> [Task directions]
Each entry below is to be copied out exactly and in full.

> [Records from a data collection]
══════════

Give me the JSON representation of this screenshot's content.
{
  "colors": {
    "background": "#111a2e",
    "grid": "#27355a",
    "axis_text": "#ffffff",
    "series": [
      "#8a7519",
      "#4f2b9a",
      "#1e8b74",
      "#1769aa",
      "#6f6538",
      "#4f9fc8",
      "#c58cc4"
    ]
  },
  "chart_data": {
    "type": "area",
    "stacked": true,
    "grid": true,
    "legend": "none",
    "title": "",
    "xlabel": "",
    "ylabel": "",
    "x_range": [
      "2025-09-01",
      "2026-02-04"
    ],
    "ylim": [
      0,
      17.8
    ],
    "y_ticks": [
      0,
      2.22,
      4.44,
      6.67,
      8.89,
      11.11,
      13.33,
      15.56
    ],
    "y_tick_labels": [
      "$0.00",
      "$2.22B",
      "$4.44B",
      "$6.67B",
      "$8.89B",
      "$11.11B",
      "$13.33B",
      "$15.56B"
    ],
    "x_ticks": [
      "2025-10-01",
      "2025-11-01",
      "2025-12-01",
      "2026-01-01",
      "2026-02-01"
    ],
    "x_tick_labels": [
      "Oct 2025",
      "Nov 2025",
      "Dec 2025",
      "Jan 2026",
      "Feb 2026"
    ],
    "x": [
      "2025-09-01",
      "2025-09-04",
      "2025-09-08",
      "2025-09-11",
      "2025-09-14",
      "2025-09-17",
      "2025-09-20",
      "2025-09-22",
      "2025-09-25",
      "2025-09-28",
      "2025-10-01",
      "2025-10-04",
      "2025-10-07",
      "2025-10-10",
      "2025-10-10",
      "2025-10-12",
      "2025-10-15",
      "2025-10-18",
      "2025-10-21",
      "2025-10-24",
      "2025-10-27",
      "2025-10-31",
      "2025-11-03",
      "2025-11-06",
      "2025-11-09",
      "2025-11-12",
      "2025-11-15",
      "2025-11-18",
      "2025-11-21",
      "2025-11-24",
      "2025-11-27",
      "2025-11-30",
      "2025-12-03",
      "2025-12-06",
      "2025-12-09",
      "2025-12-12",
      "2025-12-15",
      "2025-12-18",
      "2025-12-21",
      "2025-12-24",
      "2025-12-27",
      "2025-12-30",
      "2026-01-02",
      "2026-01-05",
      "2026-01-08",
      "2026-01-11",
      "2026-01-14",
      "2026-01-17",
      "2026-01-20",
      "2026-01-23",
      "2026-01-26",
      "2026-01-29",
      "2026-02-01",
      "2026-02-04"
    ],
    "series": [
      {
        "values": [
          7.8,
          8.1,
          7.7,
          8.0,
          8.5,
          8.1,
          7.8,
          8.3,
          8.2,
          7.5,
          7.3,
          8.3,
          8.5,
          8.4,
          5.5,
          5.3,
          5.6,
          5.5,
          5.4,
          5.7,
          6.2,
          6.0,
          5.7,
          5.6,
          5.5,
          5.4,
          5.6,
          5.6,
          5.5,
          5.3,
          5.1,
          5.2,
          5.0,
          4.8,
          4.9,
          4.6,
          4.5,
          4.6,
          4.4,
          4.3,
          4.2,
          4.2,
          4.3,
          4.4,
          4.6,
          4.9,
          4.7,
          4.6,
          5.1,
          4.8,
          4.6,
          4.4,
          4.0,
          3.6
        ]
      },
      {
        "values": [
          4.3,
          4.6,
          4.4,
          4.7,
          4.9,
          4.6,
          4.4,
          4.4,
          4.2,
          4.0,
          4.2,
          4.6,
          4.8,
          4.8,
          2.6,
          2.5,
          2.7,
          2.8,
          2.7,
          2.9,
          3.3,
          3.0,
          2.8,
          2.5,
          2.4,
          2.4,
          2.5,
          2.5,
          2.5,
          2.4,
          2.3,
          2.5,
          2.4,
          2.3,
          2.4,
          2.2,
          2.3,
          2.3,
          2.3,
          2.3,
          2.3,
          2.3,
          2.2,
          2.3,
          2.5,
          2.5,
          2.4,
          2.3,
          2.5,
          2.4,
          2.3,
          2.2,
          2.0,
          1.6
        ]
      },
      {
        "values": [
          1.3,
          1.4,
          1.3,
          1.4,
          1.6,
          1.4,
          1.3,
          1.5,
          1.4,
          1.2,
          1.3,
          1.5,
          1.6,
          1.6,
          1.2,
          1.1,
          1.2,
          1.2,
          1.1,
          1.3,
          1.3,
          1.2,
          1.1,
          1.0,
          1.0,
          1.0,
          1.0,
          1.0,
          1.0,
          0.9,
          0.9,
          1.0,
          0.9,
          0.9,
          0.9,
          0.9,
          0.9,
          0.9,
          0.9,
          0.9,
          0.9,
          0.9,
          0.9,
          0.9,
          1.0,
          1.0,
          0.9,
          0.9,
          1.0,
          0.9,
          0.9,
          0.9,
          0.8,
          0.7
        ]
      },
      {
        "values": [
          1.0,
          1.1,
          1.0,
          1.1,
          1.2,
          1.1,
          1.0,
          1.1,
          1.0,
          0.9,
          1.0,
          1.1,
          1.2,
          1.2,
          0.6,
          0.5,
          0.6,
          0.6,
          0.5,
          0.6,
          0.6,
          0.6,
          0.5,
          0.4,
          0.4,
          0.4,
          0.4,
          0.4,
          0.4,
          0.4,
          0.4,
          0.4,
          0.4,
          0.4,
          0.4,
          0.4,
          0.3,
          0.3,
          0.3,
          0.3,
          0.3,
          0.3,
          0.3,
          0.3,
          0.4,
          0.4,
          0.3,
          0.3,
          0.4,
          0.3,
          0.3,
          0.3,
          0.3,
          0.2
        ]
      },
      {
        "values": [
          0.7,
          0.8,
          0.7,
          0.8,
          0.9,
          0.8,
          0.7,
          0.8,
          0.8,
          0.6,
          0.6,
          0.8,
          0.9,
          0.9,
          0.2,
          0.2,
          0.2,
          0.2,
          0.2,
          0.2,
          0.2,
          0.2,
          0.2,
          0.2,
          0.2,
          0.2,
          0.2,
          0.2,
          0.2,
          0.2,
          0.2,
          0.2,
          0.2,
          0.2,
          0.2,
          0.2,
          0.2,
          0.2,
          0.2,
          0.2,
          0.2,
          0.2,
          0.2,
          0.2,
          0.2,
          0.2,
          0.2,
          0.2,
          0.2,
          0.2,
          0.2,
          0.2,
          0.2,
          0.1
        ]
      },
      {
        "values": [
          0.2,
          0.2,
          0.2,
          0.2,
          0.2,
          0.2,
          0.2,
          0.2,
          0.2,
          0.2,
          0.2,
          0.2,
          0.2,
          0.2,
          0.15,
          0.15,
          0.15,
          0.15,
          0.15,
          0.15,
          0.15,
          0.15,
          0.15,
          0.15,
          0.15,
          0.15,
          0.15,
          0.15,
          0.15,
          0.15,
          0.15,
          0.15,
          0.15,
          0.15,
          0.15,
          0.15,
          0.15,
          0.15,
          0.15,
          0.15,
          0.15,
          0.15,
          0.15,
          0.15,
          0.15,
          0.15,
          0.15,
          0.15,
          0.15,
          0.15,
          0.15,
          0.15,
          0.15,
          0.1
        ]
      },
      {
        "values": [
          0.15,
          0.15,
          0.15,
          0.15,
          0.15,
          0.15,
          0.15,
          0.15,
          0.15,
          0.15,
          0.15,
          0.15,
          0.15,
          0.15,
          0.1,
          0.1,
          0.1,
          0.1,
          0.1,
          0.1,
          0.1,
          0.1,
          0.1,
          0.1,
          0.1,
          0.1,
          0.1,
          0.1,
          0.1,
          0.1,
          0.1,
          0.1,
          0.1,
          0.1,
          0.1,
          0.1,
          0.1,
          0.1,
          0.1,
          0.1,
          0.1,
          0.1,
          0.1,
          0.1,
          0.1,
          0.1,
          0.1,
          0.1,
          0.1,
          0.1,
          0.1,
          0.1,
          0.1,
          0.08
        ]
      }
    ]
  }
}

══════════

> [Task response]
Give me the JSON representation of this screenshot's content.
{
  "colors": {
    "background": "#111a2e",
    "grid": "#27355a",
    "axis_text": "#ffffff",
    "series": [
      "#8a7519",
      "#4f2b9a",
      "#1e8b74",
      "#1769aa",
      "#6f6538",
      "#4f9fc8",
      "#c58cc4"
    ]
  },
  "chart_data": {
    "type": "area",
    "stacked": true,
    "grid": true,
    "legend": "none",
    "title": "",
    "xlabel": "",
    "ylabel": "",
    "x_range": [
      "2025-09-01",
      "2026-02-04"
    ],
    "ylim": [
      0,
      17.8
    ],
    "y_ticks": [
      0,
      2.22,
      4.44,
      6.67,
      8.89,
      11.11,
      13.33,
      15.56
    ],
    "y_tick_labels": [
      "$0.00",
      "$2.22B",
      "$4.44B",
      "$6.67B",
      "$8.89B",
      "$11.11B",
      "$13.33B",
      "$15.56B"
    ],
    "x_ticks": [
      "2025-10-01",
      "2025-11-01",
      "2025-12-01",
      "2026-01-01",
      "2026-02-01"
    ],
    "x_tick_labels": [
      "Oct 2025",
      "Nov 2025",
      "Dec 2025",
      "Jan 2026",
      "Feb 2026"
    ],
    "x": [
      "2025-09-01",
      "2025-09-04",
      "2025-09-08",
      "2025-09-11",
      "2025-09-14",
      "2025-09-17",
      "2025-09-20",
      "2025-09-22",
      "2025-09-25",
      "2025-09-28",
      "2025-10-01",
      "2025-10-04",
      "2025-10-07",
      "2025-10-10",
      "2025-10-10",
      "2025-10-12",
      "2025-10-15",
      "2025-10-18",
      "2025-10-21",
      "2025-10-24",
      "2025-10-27",
      "2025-10-31",
      "2025-11-03",
      "2025-11-06",
      "2025-11-09",
      "2025-11-12",
      "2025-11-15",
      "2025-11-18",
      "2025-11-21",
      "2025-11-24",
      "2025-11-27",
      "2025-11-30",
      "2025-12-03",
      "2025-12-06",
      "2025-12-09",
      "2025-12-12",
      "2025-12-15",
      "2025-12-18",
      "2025-12-21",
      "2025-12-24",
      "2025-12-27",
      "2025-12-30",
      "2026-01-02",
      "2026-01-05",
      "2026-01-08",
      "2026-01-11",
      "2026-01-14",
      "2026-01-17",
      "2026-01-20",
      "2026-01-23",
      "2026-01-26",
      "2026-01-29",
      "2026-02-01",
      "2026-02-04"
    ],
    "series": [
      {
        "values": [
          7.8,
          8.1,
          7.7,
          8.0,
          8.5,
          8.1,
          7.8,
          8.3,
          8.2,
          7.5,
          7.3,
          8.3,
          8.5,
          8.4,
          5.5,
          5.3,
          5.6,
          5.5,
          5.4,
          5.7,
          6.2,
          6.0,
          5.7,
          5.6,
          5.5,
          5.4,
          5.6,
          5.6,
          5.5,
          5.3,
          5.1,
          5.2,
          5.0,
          4.8,
          4.9,
          4.6,
          4.5,
          4.6,
          4.4,
          4.3,
          4.2,
          4.2,
          4.3,
          4.4,
          4.6,
          4.9,
          4.7,
          4.6,
          5.1,
          4.8,
          4.6,
          4.4,
          4.0,
          3.6
        ]
      },
      {
        "values": [
          4.3,
          4.6,
          4.4,
          4.7,
          4.9,
          4.6,
          4.4,
          4.4,
          4.2,
          4.0,
          4.2,
          4.6,
          4.8,
          4.8,
          2.6,
          2.5,
          2.7,
          2.8,
          2.7,
          2.9,
          3.3,
          3.0,
          2.8,
          2.5,
          2.4,
          2.4,
          2.5,
          2.5,
          2.5,
          2.4,
          2.3,
          2.5,
          2.4,
          2.3,
          2.4,
          2.2,
          2.3,
          2.3,
          2.3,
          2.3,
          2.3,
          2.3,
          2.2,
          2.3,
          2.5,
          2.5,
          2.4,
          2.3,
          2.5,
          2.4,
          2.3,
          2.2,
          2.0,
          1.6
        ]
      },
      {
        "values": [
          1.3,
          1.4,
          1.3,
          1.4,
          1.6,
          1.4,
          1.3,
          1.5,
          1.4,
          1.2,
          1.3,
          1.5,
          1.6,
          1.6,
          1.2,
          1.1,
          1.2,
          1.2,
          1.1,
          1.3,
          1.3,
          1.2,
          1.1,
          1.0,
          1.0,
          1.0,
          1.0,
          1.0,
          1.0,
          0.9,
          0.9,
          1.0,
          0.9,
          0.9,
          0.9,
          0.9,
          0.9,
          0.9,
          0.9,
          0.9,
          0.9,
          0.9,
          0.9,
          0.9,
          1.0,
          1.0,
          0.9,
          0.9,
          1.0,
          0.9,
          0.9,
          0.9,
          0.8,
          0.7
        ]
      },
      {
        "values": [
          1.0,
          1.1,
          1.0,
          1.1,
          1.2,
          1.1,
          1.0,
          1.1,
          1.0,
          0.9,
          1.0,
          1.1,
          1.2,
          1.2,
          0.6,
          0.5,
          0.6,
          0.6,
          0.5,
          0.6,
          0.6,
          0.6,
          0.5,
          0.4,
          0.4,
          0.4,
          0.4,
          0.4,
          0.4,
          0.4,
          0.4,
          0.4,
          0.4,
          0.4,
          0.4,
          0.4,
          0.3,
          0.3,
          0.3,
          0.3,
          0.3,
          0.3,
          0.3,
          0.3,
          0.4,
          0.4,
          0.3,
          0.3,
          0.4,
          0.3,
          0.3,
          0.3,
          0.3,
          0.2
        ]
      },
      {
        "values": [
          0.7,
          0.8,
          0.7,
          0.8,
          0.9,
          0.8,
          0.7,
          0.8,
          0.8,
          0.6,
          0.6,
          0.8,
          0.9,
          0.9,
          0.2,
          0.2,
          0.2,
          0.2,
          0.2,
          0.2,
          0.2,
          0.2,
          0.2,
          0.2,
          0.2,
          0.2,
          0.2,
          0.2,
          0.2,
          0.2,
          0.2,
          0.2,
          0.2,
          0.2,
          0.2,
          0.2,
          0.2,
          0.2,
          0.2,
          0.2,
          0.2,
          0.2,
          0.2,
          0.2,
          0.2,
          0.2,
          0.2,
          0.2,
          0.2,
          0.2,
          0.2,
          0.2,
          0.2,
          0.1
        ]
      },
      {
        "values": [
          0.2,
          0.2,
          0.2,
          0.2,
          0.2,
          0.2,
          0.2,
          0.2,
          0.2,
          0.2,
          0.2,
          0.2,
          0.2,
          0.2,
          0.15,
          0.15,
          0.15,
          0.15,
          0.15,
          0.15,
          0.15,
          0.15,
          0.15,
          0.15,
          0.15,
          0.15,
          0.15,
          0.15,
          0.15,
          0.15,
          0.15,
          0.15,
          0.15,
          0.15,
          0.15,
          0.15,
          0.15,
          0.15,
          0.15,
          0.15,
          0.15,
          0.15,
          0.15,
          0.15,
          0.15,
          0.15,
          0.15,
          0.15,
          0.15,
          0.15,
          0.15,
          0.15,
          0.15,
          0.1
        ]
      },
      {
        "values": [
          0.15,
          0.15,
          0.15,
          0.15,
          0.15,
          0.15,
          0.15,
          0.15,
          0.15,
          0.15,
          0.15,
          0.15,
          0.15,
          0.15,
          0.1,
          0.1,
          0.1,
          0.1,
          0.1,
          0.1,
          0.1,
          0.1,
          0.1,
          0.1,
          0.1,
          0.1,
          0.1,
          0.1,
          0.1,
          0.1,
          0.1,
          0.1,
          0.1,
          0.1,
          0.1,
          0.1,
          0.1,
          0.1,
          0.1,
          0.1,
          0.1,
          0.1,
          0.1,
          0.1,
          0.1,
          0.1,
          0.1,
          0.1,
          0.1,
          0.1,
          0.1,
          0.1,
          0.1,
          0.08
        ]
      }
    ]
  }
}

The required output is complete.